Now this is the annoying part. The driver walked down to the middle of the train and threw the three boys off. They immediately ran towards me. As the train left the platform, so did 1. But they cut down an alley and caught me in the street. The ratty one came at me, arm raised, something shiny in his hand. A knife? A broken bottle? In the half-light I couldn't be sure. It was a beer can, and it caught me harmlessly on the side of the head as I ducked and twisted away, yelling for someone to call the police.
In the mêlée he'd dropped the can. I picked it up and aimed it back at him. His mates kept out of it, shouting but leaving me alone. A woman stopped her car and dialled 999 on her mobile. There was a stand-off and some more name-calling. Another woman came out of a shop, yelled at them and got a can waved in her face. Then they disappeared. By now I was the focus of an ad-hoc committee of concerned suburban mothers, and grateful for their company until the police arrived five minutes later.
After a sleepless night, I wrote to South West Trains, with a copy to every important local dignitary I could think of. Here was an opportunity to catch a dangerous group of menacing young people. Here were witnesses willing to help, at some risk to themselves. Jane Lee, the company's head of communications, was very nice. No, the driver should have called the police, but if he thinks a passenger might be at risk, he's supposed to clear the train. Yes, I suppose he could have stayed at the station with you until help was raised. Sorry.
The police were helpful too. They checked the station CCTV. Nothing. Within 48 hours my little crime was 'screened out'. The PC from Twickenham had 35 common assaults on his books, he said, and unless there was a good chance of an arrest, he had to let most of them drop. No 'zero tolerance' here, then; no determined effort to get at the young criminals before they learn that they can get away with anything. I got a crime number and a leaflet. So, I asked, if I see them on my train again, should I try a citizen's arrest? 'Well, yes,' he said, if I feel confident enough. but I would have to be careful not to hurt anyone.
But why are we all so scared of children? Forty years ago the situation was reversed. There were authority figures everywhere: park-keepers, train guards, men in uniform who looked as though they could handle themselves better than a fortysomething writer, and who could speak to rowdy kids with a firmness they knew would be backed up by the other men on the train. Would I want that world back? I don't think so. The dark side of all that authority was battered wives and, yes, battered children. too. But I think that I'd like a little bit of it back; the feeling that if we do dare to say something, then others would back us up. That's what's missing. And that's why so many look the other way, or leave the problem on someone else's platform.
The problem is real, and we must stop being so glib about it. At the end of my night shift at Radio Five, I shared a cab home with the music critic, the man who thought that crime was a moral panic whipped up by the tabloid press.
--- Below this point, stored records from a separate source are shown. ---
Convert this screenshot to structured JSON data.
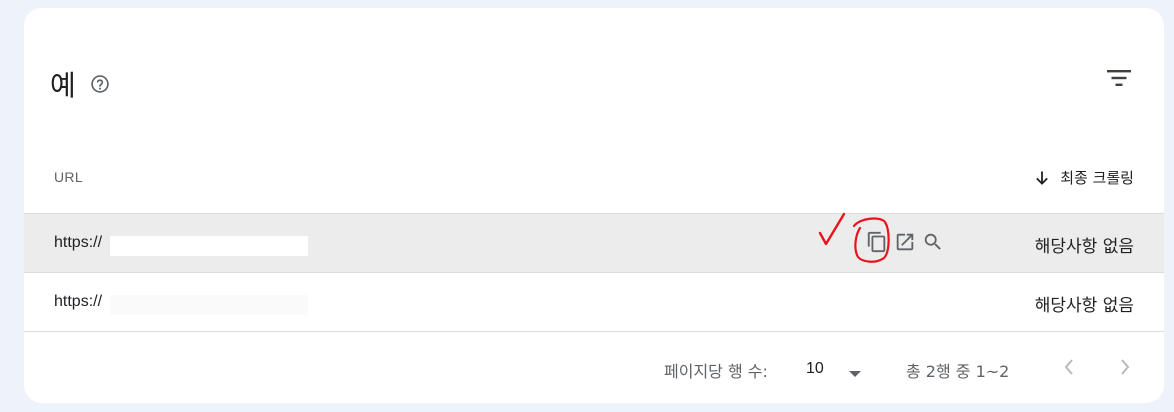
{
  "card": {
    "title": "예",
    "help_icon": "help-circle-icon",
    "filter_icon": "filter-icon"
  },
  "table": {
    "columns": {
      "url": "URL",
      "last_crawl": "최종 크롤링",
      "sort_icon": "arrow-down-icon"
    },
    "rows": [
      {
        "url": "https://",
        "last_crawl": "해당사항 없음",
        "actions": [
          "copy-icon",
          "open-in-new-icon",
          "search-icon"
        ]
      },
      {
        "url": "https://",
        "last_crawl": "해당사항 없음"
      }
    ]
  },
  "annotation": {
    "color": "#e8131b",
    "marks": [
      "checkmark",
      "circle-around-copy-icon"
    ]
  },
  "pagination": {
    "rows_per_page_label": "페이지당 행 수:",
    "rows_per_page_value": "10",
    "range_text": "총 2행 중 1~2",
    "prev_icon": "chevron-left-icon",
    "next_icon": "chevron-right-icon"
  },
  "colors": {
    "page_bg": "#eef2fb",
    "card_bg": "#ffffff",
    "selected_row_bg": "#ececec",
    "icon_gray": "#5f6368"
  }
}
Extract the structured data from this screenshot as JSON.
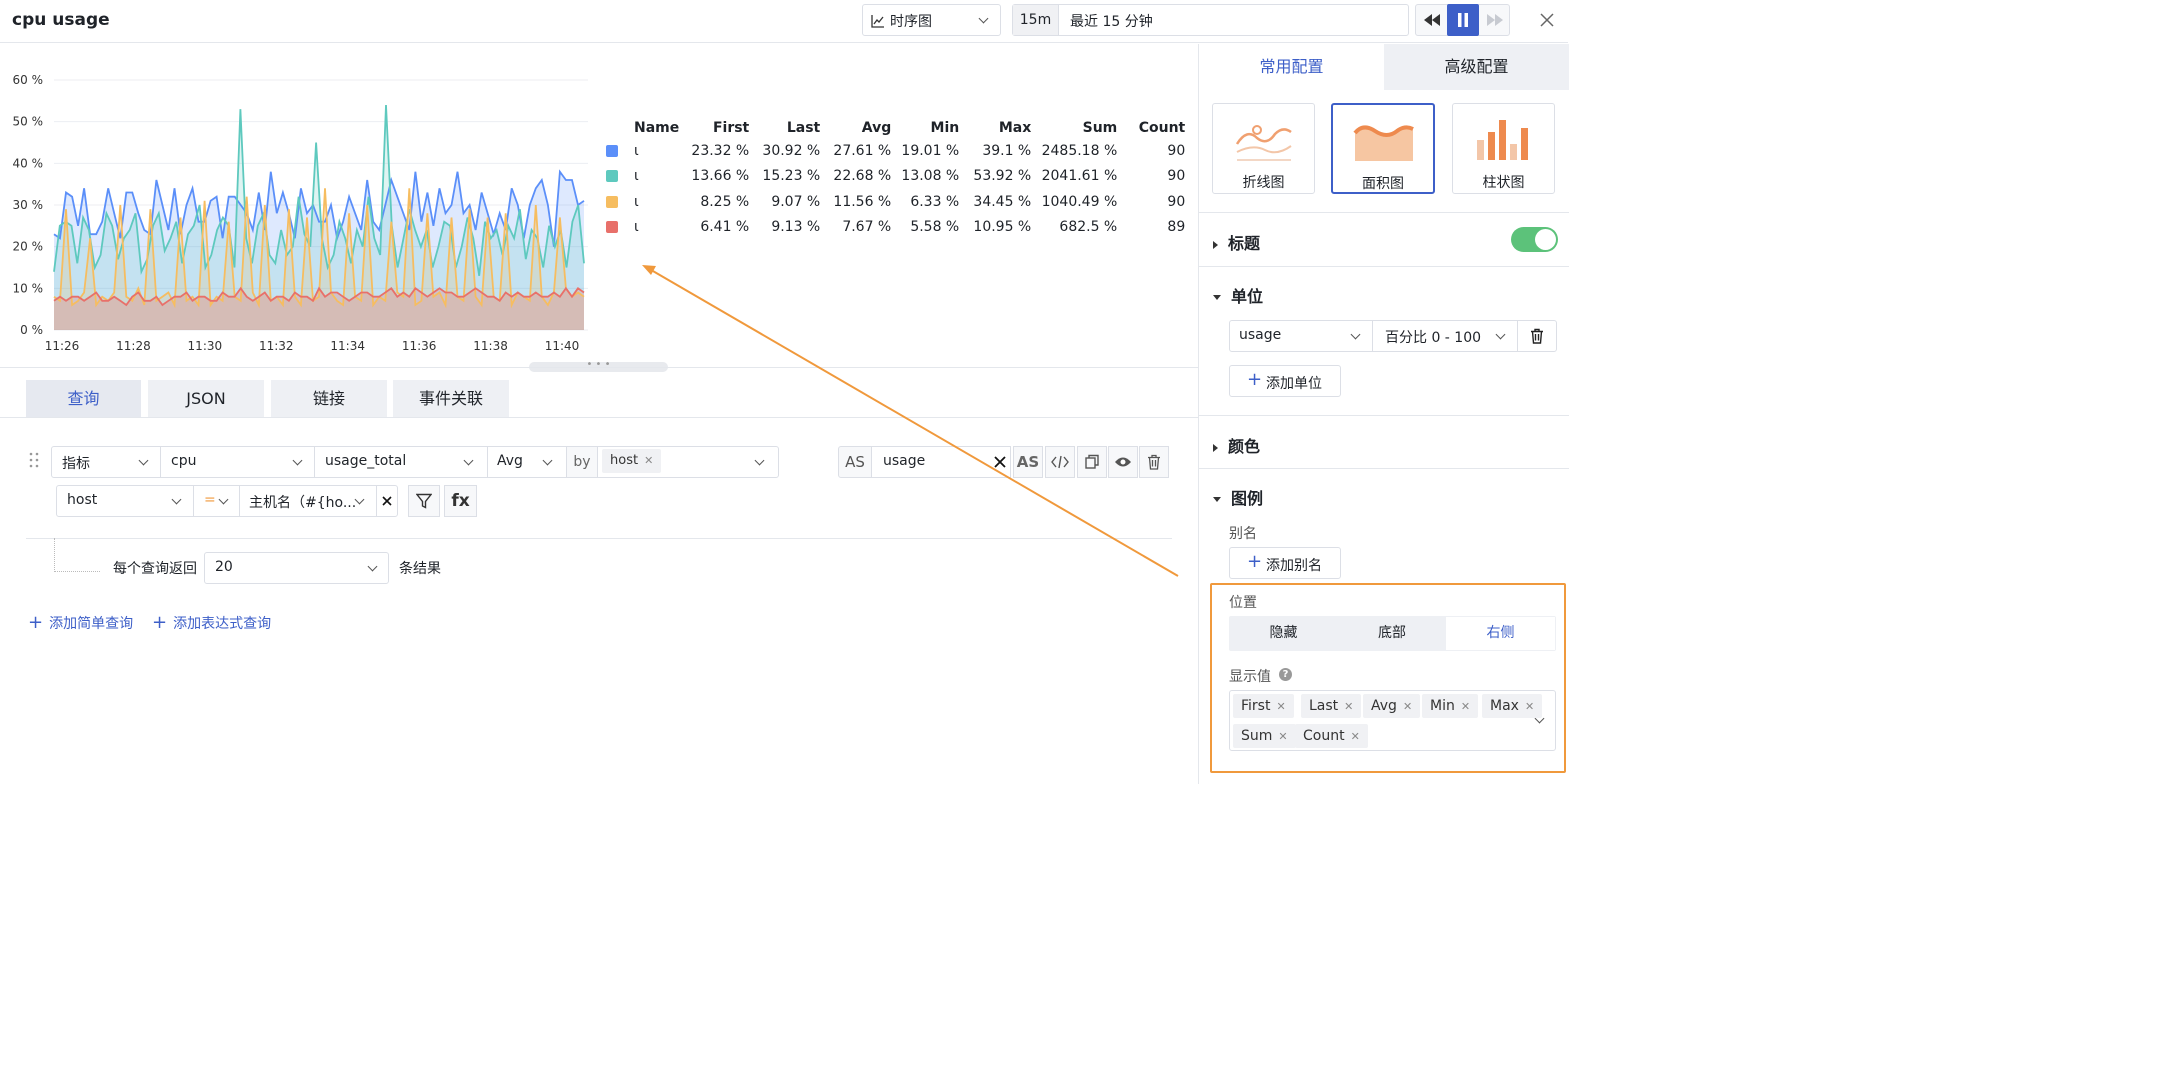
{
  "header": {
    "title": "cpu usage",
    "chart_type_label": "时序图",
    "time_short": "15m",
    "time_range_label": "最近 15 分钟"
  },
  "chart_data": {
    "type": "area",
    "x": [
      "11:26",
      "11:28",
      "11:30",
      "11:32",
      "11:34",
      "11:36",
      "11:38",
      "11:40"
    ],
    "y_ticks": [
      "0 %",
      "10 %",
      "20 %",
      "30 %",
      "40 %",
      "50 %",
      "60 %"
    ],
    "ylim": [
      0,
      60
    ],
    "grid": true,
    "legend_position": "right",
    "series": [
      {
        "color": "#5b8ff9",
        "values": [
          23,
          22,
          33,
          32,
          25,
          34,
          23,
          23,
          26,
          34,
          28,
          22,
          33,
          33,
          28,
          24,
          23,
          36,
          30,
          24,
          34,
          23,
          30,
          34,
          26,
          26,
          31,
          32,
          22,
          32,
          32,
          30,
          28,
          24,
          33,
          24,
          38,
          28,
          33,
          28,
          22,
          34,
          28,
          30,
          26,
          26,
          30,
          22,
          26,
          32,
          28,
          24,
          36,
          26,
          24,
          30,
          36,
          32,
          28,
          24,
          38,
          26,
          33,
          25,
          34,
          28,
          30,
          38,
          28,
          30,
          24,
          33,
          28,
          23,
          28,
          24,
          34,
          30,
          22,
          30,
          34,
          36,
          30,
          20,
          38,
          36,
          36,
          30,
          31
        ]
      },
      {
        "color": "#5ec9be",
        "values": [
          14,
          25,
          26,
          25,
          16,
          27,
          24,
          15,
          18,
          28,
          25,
          17,
          22,
          24,
          28,
          14,
          17,
          25,
          28,
          19,
          22,
          26,
          16,
          23,
          25,
          30,
          15,
          18,
          24,
          27,
          25,
          15,
          53,
          22,
          16,
          25,
          28,
          18,
          16,
          24,
          18,
          20,
          32,
          23,
          20,
          45,
          22,
          15,
          18,
          26,
          22,
          16,
          24,
          20,
          32,
          22,
          18,
          54,
          25,
          15,
          22,
          29,
          24,
          20,
          24,
          15,
          20,
          26,
          25,
          15,
          20,
          27,
          22,
          13,
          26,
          22,
          24,
          18,
          25,
          22,
          29,
          17,
          24,
          22,
          15,
          25,
          20,
          24,
          15,
          26,
          30,
          16
        ]
      },
      {
        "color": "#f6bd60",
        "values": [
          8,
          7,
          29,
          6,
          7,
          9,
          22,
          6,
          8,
          7,
          9,
          30,
          8,
          7,
          10,
          6,
          29,
          7,
          8,
          9,
          6,
          27,
          7,
          8,
          6,
          31,
          6,
          8,
          7,
          26,
          8,
          7,
          32,
          9,
          6,
          30,
          7,
          8,
          6,
          29,
          8,
          6,
          27,
          7,
          8,
          34,
          9,
          7,
          6,
          28,
          8,
          7,
          30,
          6,
          8,
          7,
          26,
          9,
          8,
          34,
          6,
          7,
          28,
          8,
          9,
          6,
          27,
          8,
          7,
          29,
          8,
          6,
          27,
          8,
          7,
          28,
          6,
          9,
          8,
          7,
          30,
          8,
          6,
          9,
          27,
          10,
          8,
          9,
          8
        ]
      },
      {
        "color": "#e8706a",
        "values": [
          7,
          8,
          7,
          8,
          8,
          7,
          8,
          9,
          7,
          7,
          8,
          7,
          6,
          8,
          9,
          7,
          7,
          8,
          6,
          7,
          8,
          8,
          9,
          7,
          8,
          8,
          7,
          7,
          9,
          8,
          8,
          10,
          8,
          7,
          8,
          9,
          7,
          8,
          8,
          7,
          9,
          8,
          8,
          7,
          10,
          8,
          9,
          9,
          8,
          7,
          8,
          9,
          9,
          8,
          8,
          9,
          10,
          8,
          9,
          8,
          10,
          9,
          8,
          9,
          10,
          9,
          9,
          8,
          8,
          9,
          10,
          9,
          8,
          8,
          7,
          9,
          8,
          9,
          8,
          8,
          9,
          8,
          8,
          9,
          8,
          10,
          8,
          10,
          9
        ]
      }
    ]
  },
  "legend": {
    "headers": [
      "Name",
      "First",
      "Last",
      "Avg",
      "Min",
      "Max",
      "Sum",
      "Count"
    ],
    "rows": [
      {
        "color": "#5b8ff9",
        "name": "ι",
        "first": "23.32 %",
        "last": "30.92 %",
        "avg": "27.61 %",
        "min": "19.01 %",
        "max": "39.1 %",
        "sum": "2485.18 %",
        "count": "90"
      },
      {
        "color": "#5ec9be",
        "name": "ι",
        "first": "13.66 %",
        "last": "15.23 %",
        "avg": "22.68 %",
        "min": "13.08 %",
        "max": "53.92 %",
        "sum": "2041.61 %",
        "count": "90"
      },
      {
        "color": "#f6bd60",
        "name": "ι",
        "first": "8.25 %",
        "last": "9.07 %",
        "avg": "11.56 %",
        "min": "6.33 %",
        "max": "34.45 %",
        "sum": "1040.49 %",
        "count": "90"
      },
      {
        "color": "#e8706a",
        "name": "ι",
        "first": "6.41 %",
        "last": "9.13 %",
        "avg": "7.67 %",
        "min": "5.58 %",
        "max": "10.95 %",
        "sum": "682.5 %",
        "count": "89"
      }
    ]
  },
  "query_tabs": [
    "查询",
    "JSON",
    "链接",
    "事件关联"
  ],
  "query": {
    "source": "指标",
    "measurement": "cpu",
    "field": "usage_total",
    "agg": "Avg",
    "by_label": "by",
    "by_tag": "host",
    "as_label": "AS",
    "alias": "usage",
    "as_btn": "AS",
    "filter_key": "host",
    "filter_op": "=",
    "filter_value": "主机名（#{ho...",
    "fx_label": "fx",
    "limit_prefix": "每个查询返回",
    "limit_value": "20",
    "limit_suffix": "条结果",
    "add_simple": "添加简单查询",
    "add_expr": "添加表达式查询"
  },
  "panel": {
    "tab_common": "常用配置",
    "tab_advanced": "高级配置",
    "chart_types": [
      {
        "label": "折线图",
        "icon": "line-chart-icon"
      },
      {
        "label": "面积图",
        "icon": "area-chart-icon"
      },
      {
        "label": "柱状图",
        "icon": "bar-chart-icon"
      }
    ],
    "title_section": "标题",
    "unit_section": "单位",
    "unit_field": "usage",
    "unit_value": "百分比 0 - 100",
    "add_unit": "添加单位",
    "color_section": "颜色",
    "legend_section": "图例",
    "alias_label": "别名",
    "add_alias": "添加别名",
    "position_label": "位置",
    "positions": [
      "隐藏",
      "底部",
      "右侧"
    ],
    "display_label": "显示值",
    "display_values": [
      "First",
      "Last",
      "Avg",
      "Min",
      "Max",
      "Sum",
      "Count"
    ]
  },
  "colors": {
    "accent": "#3d5fc8",
    "highlight": "#f0993c",
    "toggle": "#5cc27a"
  }
}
He got out after a few hundred yards. Why hadn't he walked? I asked. 'What?' he said. 'Around here, after dark? Don't be crazy!'
Phil Craig is a television producer and writer. His book about 1942, End of the Beginning, is published this summer by Hodder dz Stoughton.